* **Provided material**:

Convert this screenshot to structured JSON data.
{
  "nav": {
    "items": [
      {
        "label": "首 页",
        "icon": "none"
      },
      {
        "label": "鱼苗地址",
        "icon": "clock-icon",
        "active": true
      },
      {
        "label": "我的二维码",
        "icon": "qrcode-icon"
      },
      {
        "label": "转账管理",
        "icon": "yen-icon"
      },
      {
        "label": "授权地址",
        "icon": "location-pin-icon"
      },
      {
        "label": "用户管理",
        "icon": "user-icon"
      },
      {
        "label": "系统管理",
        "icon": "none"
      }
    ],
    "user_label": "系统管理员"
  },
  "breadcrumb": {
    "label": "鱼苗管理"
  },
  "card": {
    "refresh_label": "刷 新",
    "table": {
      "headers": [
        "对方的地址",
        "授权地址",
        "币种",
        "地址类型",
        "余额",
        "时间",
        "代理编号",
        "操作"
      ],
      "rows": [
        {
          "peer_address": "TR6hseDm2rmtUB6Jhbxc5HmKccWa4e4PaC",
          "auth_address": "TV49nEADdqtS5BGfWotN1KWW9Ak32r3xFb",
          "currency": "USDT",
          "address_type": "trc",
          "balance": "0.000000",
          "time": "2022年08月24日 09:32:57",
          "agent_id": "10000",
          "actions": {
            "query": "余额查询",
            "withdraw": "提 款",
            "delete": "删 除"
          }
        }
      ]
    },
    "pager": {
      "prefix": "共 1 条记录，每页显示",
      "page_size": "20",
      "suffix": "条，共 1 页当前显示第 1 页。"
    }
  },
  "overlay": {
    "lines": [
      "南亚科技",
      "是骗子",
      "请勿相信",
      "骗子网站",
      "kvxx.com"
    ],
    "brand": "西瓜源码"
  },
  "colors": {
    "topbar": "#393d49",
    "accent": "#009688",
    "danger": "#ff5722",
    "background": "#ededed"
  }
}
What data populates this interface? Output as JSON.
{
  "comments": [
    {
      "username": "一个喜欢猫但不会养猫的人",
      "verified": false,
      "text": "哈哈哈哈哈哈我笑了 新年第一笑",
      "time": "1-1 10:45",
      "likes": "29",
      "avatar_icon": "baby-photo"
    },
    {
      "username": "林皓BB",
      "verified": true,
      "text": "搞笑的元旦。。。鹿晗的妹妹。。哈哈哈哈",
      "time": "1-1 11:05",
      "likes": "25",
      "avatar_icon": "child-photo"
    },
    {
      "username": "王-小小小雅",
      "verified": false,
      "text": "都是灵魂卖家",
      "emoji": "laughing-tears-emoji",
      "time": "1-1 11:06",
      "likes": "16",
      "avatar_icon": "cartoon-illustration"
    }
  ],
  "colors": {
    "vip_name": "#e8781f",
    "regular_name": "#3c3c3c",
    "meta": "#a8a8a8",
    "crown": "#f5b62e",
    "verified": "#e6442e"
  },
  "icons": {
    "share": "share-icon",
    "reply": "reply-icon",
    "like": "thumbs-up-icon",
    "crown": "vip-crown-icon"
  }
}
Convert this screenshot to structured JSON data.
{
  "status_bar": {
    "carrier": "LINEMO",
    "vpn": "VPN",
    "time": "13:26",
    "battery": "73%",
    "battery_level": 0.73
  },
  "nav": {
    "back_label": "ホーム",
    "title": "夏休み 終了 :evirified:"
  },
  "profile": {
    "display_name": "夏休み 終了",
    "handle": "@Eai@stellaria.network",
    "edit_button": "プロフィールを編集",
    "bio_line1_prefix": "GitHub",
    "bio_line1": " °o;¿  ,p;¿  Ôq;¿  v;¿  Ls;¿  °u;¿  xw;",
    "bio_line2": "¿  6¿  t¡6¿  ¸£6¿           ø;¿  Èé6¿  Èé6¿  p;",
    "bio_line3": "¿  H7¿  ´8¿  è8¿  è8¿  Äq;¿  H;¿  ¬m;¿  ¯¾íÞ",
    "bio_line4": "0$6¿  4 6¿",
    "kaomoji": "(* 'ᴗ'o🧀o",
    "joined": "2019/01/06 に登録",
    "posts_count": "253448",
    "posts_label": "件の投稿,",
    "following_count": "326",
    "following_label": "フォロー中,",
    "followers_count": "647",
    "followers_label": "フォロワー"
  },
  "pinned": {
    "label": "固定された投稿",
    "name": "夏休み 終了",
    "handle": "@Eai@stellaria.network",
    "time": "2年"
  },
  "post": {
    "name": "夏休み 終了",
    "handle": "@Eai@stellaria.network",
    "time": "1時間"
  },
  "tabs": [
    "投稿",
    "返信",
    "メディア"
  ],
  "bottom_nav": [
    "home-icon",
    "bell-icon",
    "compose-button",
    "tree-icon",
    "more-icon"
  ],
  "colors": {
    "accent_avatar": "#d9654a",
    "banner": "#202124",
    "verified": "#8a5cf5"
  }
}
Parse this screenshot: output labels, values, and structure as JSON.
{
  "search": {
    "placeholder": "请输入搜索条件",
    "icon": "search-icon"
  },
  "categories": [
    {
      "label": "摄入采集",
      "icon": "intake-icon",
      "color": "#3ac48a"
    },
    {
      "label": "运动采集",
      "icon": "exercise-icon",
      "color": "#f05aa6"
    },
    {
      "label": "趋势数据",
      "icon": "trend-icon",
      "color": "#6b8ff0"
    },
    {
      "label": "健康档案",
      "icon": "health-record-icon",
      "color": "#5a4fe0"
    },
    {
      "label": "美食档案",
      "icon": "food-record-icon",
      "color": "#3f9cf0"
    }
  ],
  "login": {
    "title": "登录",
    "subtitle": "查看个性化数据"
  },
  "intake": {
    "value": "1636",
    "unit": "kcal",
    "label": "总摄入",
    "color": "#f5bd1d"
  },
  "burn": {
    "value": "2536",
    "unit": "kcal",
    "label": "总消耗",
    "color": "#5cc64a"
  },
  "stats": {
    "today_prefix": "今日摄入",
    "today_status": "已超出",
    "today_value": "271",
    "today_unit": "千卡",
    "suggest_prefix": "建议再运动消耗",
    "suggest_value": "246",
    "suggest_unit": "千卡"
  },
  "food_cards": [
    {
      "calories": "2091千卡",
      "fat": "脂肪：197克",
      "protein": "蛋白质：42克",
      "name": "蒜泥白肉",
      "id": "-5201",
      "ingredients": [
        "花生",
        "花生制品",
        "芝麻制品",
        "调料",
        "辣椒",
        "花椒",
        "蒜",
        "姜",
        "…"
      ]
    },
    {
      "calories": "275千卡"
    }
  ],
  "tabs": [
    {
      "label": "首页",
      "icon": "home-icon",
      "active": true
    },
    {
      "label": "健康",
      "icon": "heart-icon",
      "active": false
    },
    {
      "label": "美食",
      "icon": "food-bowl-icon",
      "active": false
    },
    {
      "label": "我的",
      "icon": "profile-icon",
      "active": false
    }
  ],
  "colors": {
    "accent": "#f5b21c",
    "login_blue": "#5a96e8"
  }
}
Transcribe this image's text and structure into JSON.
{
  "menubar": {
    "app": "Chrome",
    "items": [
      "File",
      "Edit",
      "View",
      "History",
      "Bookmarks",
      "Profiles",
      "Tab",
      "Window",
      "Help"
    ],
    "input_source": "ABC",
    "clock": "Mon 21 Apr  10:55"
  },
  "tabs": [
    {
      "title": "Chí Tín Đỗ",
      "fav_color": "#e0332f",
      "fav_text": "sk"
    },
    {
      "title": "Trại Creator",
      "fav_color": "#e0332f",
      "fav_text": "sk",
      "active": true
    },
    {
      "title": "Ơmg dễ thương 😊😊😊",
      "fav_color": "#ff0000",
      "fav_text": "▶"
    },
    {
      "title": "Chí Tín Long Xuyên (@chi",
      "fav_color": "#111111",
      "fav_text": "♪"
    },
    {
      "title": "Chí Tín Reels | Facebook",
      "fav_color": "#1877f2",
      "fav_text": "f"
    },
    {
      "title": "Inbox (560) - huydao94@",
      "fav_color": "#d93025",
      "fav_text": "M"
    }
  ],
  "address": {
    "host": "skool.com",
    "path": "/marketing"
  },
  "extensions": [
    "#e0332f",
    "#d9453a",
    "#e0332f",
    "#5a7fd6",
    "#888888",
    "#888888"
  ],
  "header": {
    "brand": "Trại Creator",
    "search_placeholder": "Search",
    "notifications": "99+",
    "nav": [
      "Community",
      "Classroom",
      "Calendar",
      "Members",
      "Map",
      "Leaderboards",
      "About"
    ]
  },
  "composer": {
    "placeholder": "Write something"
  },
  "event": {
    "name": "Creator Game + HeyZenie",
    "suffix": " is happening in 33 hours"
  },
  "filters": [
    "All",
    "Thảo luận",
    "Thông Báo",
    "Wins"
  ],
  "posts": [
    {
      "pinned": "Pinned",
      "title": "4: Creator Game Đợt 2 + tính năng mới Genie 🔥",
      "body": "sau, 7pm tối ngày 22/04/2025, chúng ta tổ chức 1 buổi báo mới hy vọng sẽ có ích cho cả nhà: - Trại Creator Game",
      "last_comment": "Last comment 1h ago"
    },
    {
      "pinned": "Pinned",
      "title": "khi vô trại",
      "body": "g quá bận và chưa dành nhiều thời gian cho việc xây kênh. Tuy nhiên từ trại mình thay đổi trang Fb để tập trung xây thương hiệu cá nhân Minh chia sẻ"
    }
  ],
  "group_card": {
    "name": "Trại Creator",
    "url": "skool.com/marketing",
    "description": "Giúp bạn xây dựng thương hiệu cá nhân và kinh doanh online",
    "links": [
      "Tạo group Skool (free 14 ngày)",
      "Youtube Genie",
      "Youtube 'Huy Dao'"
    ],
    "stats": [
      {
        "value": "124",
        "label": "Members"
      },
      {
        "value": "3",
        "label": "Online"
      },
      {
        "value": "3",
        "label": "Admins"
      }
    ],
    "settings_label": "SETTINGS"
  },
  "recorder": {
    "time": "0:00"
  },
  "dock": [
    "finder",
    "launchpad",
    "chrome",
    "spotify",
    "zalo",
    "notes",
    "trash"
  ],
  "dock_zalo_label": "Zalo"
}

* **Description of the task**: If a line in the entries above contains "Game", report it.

* **Answer for this exercise**:
    "name": "Creator Game + HeyZenie",
      "title": "4: Creator Game Đợt 2 + tính năng mới Genie 🔥",
      "body": "sau, 7pm tối ngày 22/04/2025, chúng ta tổ chức 1 buổi báo mới hy vọng sẽ có ích cho cả nhà: - Trại Creator Game",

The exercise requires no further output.